* Goal of the exercise *
Give the count of lines that hold the word "bubble" in this listing, with nothing added.
***
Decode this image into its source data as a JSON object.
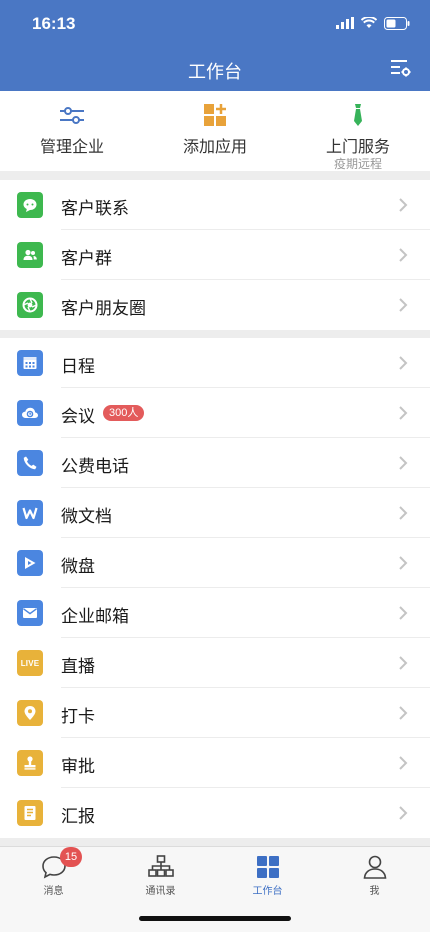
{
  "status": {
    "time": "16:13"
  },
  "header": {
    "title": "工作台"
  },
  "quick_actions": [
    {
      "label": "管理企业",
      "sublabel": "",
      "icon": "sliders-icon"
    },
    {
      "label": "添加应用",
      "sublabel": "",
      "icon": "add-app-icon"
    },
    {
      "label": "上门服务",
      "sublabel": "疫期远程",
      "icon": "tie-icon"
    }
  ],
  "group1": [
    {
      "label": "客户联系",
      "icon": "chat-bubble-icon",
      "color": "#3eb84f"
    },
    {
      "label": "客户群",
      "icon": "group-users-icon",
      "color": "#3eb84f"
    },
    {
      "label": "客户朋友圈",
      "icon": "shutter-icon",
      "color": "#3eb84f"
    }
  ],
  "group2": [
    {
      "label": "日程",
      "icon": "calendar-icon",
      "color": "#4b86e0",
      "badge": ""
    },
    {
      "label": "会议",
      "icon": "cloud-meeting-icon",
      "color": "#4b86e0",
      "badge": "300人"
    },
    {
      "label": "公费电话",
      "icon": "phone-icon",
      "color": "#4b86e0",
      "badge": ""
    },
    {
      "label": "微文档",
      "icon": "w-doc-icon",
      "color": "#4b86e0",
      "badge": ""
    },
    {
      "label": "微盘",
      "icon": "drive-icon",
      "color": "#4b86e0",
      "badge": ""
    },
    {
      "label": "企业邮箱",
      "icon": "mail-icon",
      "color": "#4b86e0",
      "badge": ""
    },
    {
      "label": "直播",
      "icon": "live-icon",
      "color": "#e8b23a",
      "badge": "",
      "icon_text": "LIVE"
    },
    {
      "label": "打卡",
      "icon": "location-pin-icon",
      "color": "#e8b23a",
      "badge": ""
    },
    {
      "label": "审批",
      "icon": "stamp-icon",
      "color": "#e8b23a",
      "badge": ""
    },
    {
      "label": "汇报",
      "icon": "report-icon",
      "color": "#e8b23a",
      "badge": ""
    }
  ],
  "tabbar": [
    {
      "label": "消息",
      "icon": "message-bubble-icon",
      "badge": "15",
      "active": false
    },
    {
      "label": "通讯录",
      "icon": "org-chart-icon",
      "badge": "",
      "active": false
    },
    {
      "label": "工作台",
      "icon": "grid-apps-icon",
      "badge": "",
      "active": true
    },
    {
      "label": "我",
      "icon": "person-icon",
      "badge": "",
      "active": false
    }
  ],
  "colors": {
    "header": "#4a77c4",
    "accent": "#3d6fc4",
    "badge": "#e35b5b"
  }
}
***
* Result of the task *
2